shark encounters have been on the rise since craigslist closed the casual encounters section …
Are Australian scientists so starved for grant money that they’re accepting PR money from the shark lobby now? Because that’s the only reason I can think of for issuing such a ridiculously dumb statement like this.
At least we can all agree that Baby Shark is torture, right?
A change in language matters "because …
Good luck with trying to get the tabloids to stop using ‘shark attack’.
Your reaction is precisely why a change in language is needed. Do we call it a dog attack if a dog bites you? A snake attack? A mosquito attack? Sharks aren’t out to get us any more than any other part of the natural world.
(This message is paid for by Big Shark)
Just a typical Australian Wildlife Experience.
I miss the days when “You can’t change reality by changing how you talk about it.” was an obvious truism.
And please, they are Godzilla encounters that sometimes result in adjustments to real estate values.
Surely they’d use an app, like Plenty Of Fish?
Okay, but what do you see as the obvious truism here?
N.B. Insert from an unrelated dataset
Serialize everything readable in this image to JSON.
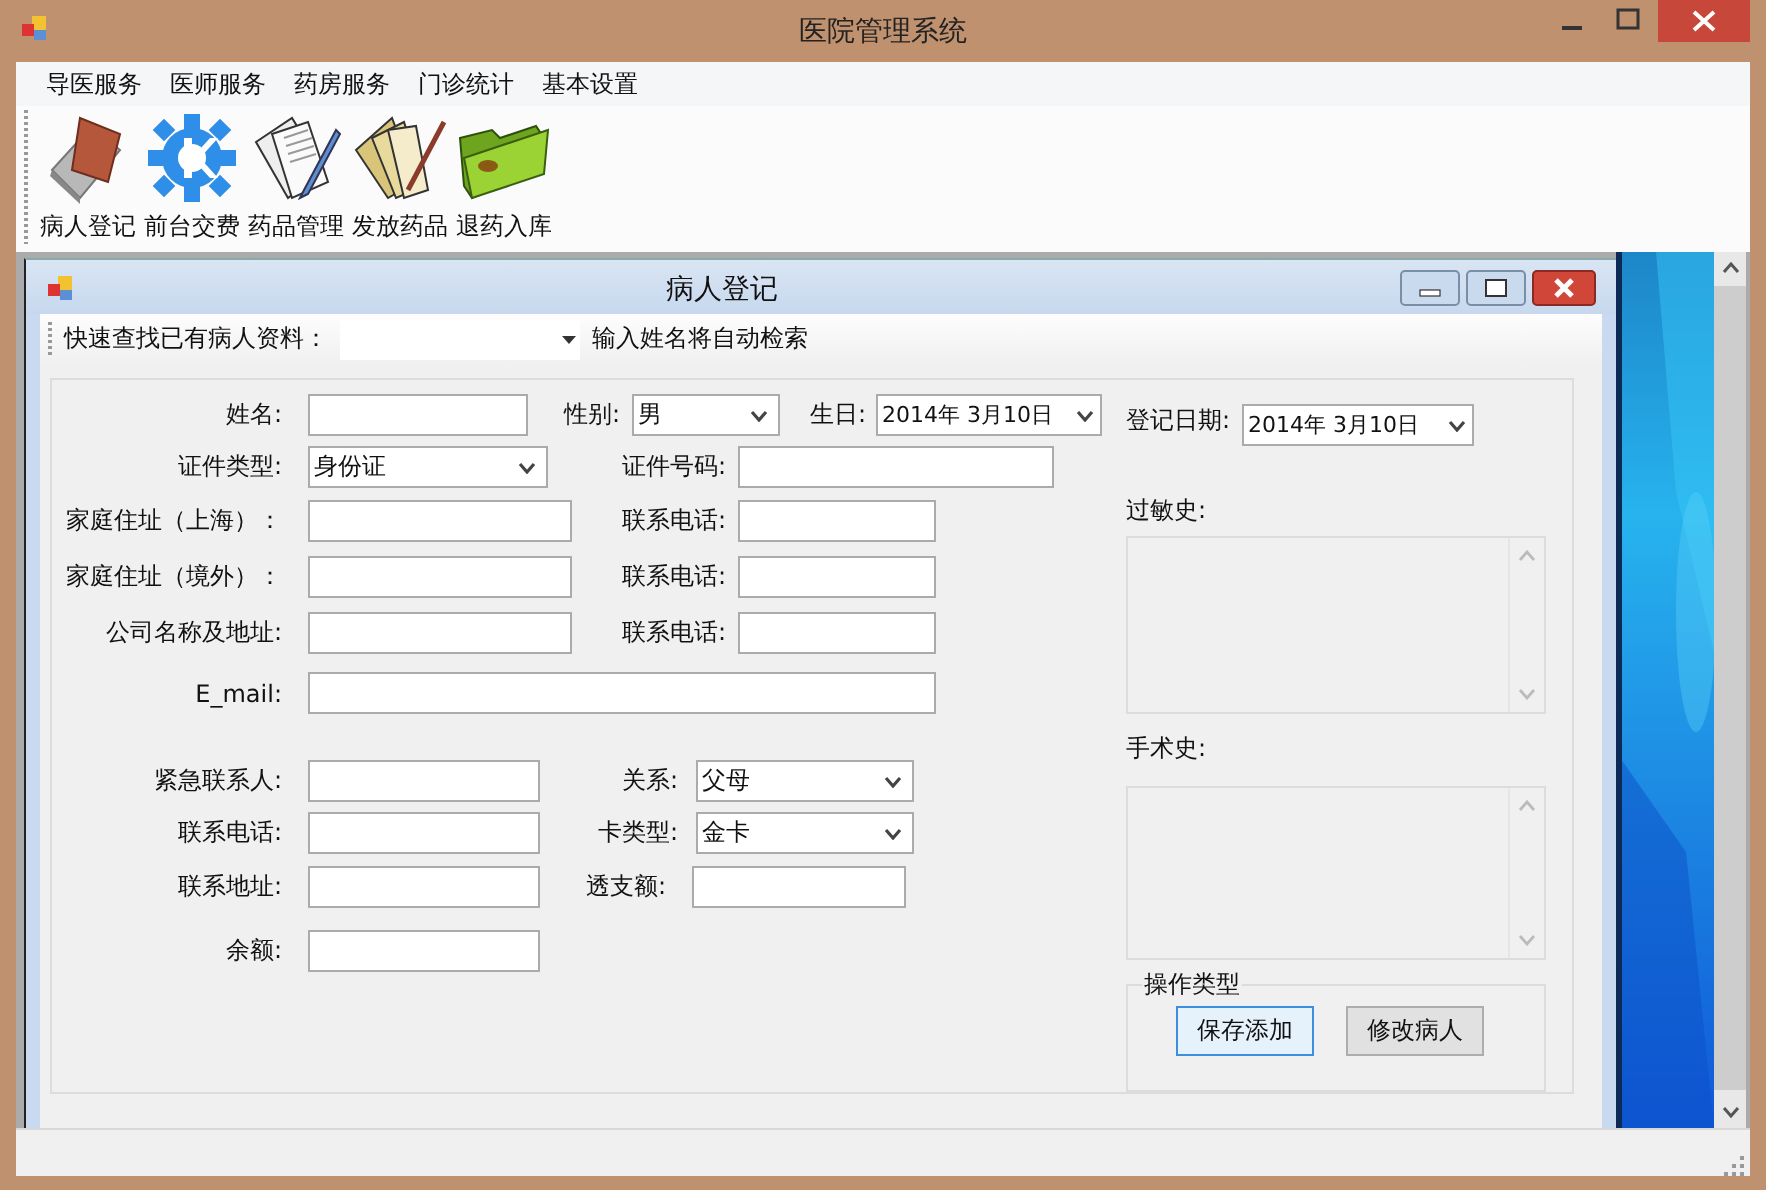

That such encounters are “attacks”?
The truth is, the term “Shark Attack” kind of hurts our feelings. Is this healing? – Sharks Everywhere
If you think about it, it does make sense. We are the clumsy apes invading their space. It’s not like they’re climbing out of the oceans coming after us on dry land. cue the Land Shark gifs.
“Okay everyone, in today’s Encounter Group therapy activity you are all going to role play “bait” and Sadie, our Great White participant is going to use all the sensory tools at her disposal to explore her environment and accept her essential sharkness. That’s it! Over the side and into the water! Let’s help Sadie have a breakthrough!”
The obvious truth here is that avoiding the use of the word “attack” doesn’t make anyone bitten by a shark less bitten, and it also doesn’t save a single shark from being killed. If you want to save shark populations, the solution lies in reducing the 100million caught in commercial fishing every year, rather than anything about shark attacks.
Thanks for explaining, but why not both?
I do hope you’ll read the whole article, instead of sticking to your reflexive hot take. The scientists and other who’ve studied and worked with sharks for years or decades provide plenty of reasons in it for reconsidering the common, inflammatory and yes, destructive word choice of “attack.” For example,
Dr Guida said the public could differentiate between dog bites and dog attacks, and avoiding the term “attacks” in reporting shark encounters “helps improve the public’s understanding of sharks and how they behave”.
This is a language problem in other realms too. Wolf populations have also been decimated when they shouldn’t have been, “cullings” fueled by inaccurate descriptions of them “attacking” and “slaughtering” livestock.
It’s true that changing the words we use is hard, but I agree with these shark experts that we should do so when adoption of new words not only reflects reality better, but also promotes better human behavior.
I will, however, continue to call out gingivitis when I see it.
Get that looked at, Bruce!